In the matter of Sunshine Pictures Pvt Ltd and Anr vs Union of India a lawsuit brought by the film’s creators opposing the West Bengal government’s decision to prevent movie screenings there as well as Tamil Nadu’s de facto ban. A gang of Keralan ladies who join ISIS is the subject of the Hindi film The Kerala Story. The movie received criticism from a variety of sources even before it was released. Both the government-in-power CPI(M) and the opposition Congress party in Kerala said that the film was propaganda for right-wing parties, pushing a false narrative and their agenda. To prevent any instances of hatred and violence, the West Bengal government issued an immediate ban on the controversial movie’s screening in the State.
The West Bengal government issued the order prohibiting the picture in accordance with Section 6(1) of the West Bengal Cinemas (Regulation) Act, 1954, according to the argument made in the petition. The West Bengal order stated that to prevent any incidents of hatred, an order under Section 6(1) of the West Bengal Cinemas (Regulation) Act, 1954 was required to be passed prohibiting the public screening of the film in the State. Notably, numerous petitions opposing the film were sent to numerous courts across the nation. The Kerala High Court was already hearing a similar case, and the petitioner approached the Court at the last minute, according to the Madras High Court, which dismissed a public interest litigation (PIL) attempting to prohibit the film.
Supreme Courts Order
The Supreme Court’s bench, led by Chief Justice of India DY Chandrachud and Justice PS Narasimha, stated that West Bengal’s release of the film did not differ from that of the rest of the nation. If it has been published elsewhere and is now in use in regions with populations that are similar to those in West Bengal. And whether this is good or poor from a cinematic perspective is irrelevant. The Supreme Court ruled that it didn’t contain any statements that were hostile to Islam or Muslims in general but rather focused on the terrorist group Islamic State of Iraq and Syria (ISIS).

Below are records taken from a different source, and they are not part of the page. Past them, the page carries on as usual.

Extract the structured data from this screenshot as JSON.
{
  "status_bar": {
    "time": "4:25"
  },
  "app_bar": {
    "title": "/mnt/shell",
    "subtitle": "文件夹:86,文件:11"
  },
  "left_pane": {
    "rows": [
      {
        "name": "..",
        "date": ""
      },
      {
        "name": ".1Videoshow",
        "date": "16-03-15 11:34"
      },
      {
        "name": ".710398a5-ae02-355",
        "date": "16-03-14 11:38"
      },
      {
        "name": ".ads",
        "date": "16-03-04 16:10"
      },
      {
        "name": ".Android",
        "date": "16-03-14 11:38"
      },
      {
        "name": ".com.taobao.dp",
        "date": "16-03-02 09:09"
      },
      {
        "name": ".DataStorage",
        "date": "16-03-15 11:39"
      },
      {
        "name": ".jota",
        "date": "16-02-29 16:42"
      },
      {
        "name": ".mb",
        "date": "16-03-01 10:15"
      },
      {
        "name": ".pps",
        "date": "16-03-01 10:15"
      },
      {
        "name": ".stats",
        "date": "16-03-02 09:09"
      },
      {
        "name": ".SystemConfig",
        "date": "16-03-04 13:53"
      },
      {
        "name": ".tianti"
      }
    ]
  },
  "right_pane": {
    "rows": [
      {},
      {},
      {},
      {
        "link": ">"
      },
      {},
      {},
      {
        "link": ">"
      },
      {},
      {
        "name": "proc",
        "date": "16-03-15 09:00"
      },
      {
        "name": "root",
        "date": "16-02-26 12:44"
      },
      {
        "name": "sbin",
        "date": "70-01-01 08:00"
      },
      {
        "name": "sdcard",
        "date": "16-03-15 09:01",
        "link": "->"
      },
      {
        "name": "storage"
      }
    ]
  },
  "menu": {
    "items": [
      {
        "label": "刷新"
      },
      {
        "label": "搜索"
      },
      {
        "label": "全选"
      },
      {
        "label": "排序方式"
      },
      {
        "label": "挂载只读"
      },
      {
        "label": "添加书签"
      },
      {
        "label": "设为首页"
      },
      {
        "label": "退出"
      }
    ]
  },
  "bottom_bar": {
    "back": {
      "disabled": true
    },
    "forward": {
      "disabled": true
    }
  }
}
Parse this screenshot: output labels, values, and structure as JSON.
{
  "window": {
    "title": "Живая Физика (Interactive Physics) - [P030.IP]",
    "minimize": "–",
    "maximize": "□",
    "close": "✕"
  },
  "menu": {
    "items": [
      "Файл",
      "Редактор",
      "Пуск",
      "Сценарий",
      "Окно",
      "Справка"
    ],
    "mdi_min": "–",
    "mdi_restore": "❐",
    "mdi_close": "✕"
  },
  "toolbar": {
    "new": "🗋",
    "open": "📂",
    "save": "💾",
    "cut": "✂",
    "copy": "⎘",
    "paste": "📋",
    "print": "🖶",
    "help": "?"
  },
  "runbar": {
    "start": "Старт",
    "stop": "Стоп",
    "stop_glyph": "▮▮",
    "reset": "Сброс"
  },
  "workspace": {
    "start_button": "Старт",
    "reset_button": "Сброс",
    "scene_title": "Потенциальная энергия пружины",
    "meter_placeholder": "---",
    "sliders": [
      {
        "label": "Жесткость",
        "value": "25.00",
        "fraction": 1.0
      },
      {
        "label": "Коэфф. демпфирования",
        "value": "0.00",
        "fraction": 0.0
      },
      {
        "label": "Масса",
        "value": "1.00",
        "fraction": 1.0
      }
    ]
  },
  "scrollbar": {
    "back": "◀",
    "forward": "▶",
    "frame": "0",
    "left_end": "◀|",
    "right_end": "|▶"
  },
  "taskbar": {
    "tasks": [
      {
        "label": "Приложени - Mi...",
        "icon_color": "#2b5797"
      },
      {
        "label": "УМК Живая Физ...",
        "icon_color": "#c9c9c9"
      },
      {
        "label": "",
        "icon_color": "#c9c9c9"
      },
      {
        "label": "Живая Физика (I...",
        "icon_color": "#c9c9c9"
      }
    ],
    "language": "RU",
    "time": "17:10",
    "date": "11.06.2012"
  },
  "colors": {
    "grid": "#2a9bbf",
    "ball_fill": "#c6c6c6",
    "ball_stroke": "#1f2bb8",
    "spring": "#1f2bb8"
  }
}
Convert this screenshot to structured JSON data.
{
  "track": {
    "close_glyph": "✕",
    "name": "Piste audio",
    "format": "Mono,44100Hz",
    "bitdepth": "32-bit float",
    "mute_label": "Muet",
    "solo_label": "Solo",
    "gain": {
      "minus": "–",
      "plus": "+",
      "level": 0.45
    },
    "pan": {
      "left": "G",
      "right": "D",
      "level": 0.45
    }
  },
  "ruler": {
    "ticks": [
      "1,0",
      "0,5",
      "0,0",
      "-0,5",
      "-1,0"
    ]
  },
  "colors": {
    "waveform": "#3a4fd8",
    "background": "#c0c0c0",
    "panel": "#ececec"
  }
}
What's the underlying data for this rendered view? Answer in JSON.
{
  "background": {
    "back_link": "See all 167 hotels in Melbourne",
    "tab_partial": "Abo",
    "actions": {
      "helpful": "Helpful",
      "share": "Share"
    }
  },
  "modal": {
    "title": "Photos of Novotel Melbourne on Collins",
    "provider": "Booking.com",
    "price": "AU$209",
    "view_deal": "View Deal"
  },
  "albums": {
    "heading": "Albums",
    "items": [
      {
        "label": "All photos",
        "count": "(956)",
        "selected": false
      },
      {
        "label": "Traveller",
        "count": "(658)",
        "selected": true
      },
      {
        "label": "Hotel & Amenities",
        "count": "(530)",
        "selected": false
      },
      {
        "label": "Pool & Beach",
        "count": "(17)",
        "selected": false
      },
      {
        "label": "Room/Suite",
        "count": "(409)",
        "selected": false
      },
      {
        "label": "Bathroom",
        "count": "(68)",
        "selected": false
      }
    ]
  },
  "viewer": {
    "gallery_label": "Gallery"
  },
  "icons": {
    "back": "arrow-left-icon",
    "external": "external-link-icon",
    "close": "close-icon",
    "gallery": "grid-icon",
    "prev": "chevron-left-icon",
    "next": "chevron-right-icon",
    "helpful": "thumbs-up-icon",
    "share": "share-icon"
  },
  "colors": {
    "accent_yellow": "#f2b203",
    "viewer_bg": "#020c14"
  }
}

The State of Tamil Nadu, which the film’s creators claim has enacted a de facto ban, was also asked by the court for comment. The court further remarked that it would not issue any orders until hearing from all parties and asked West Bengal and Tamil Nadu for their responses. It was claimed that this amounted to a de facto ban. On May 17, the matter will now be heard.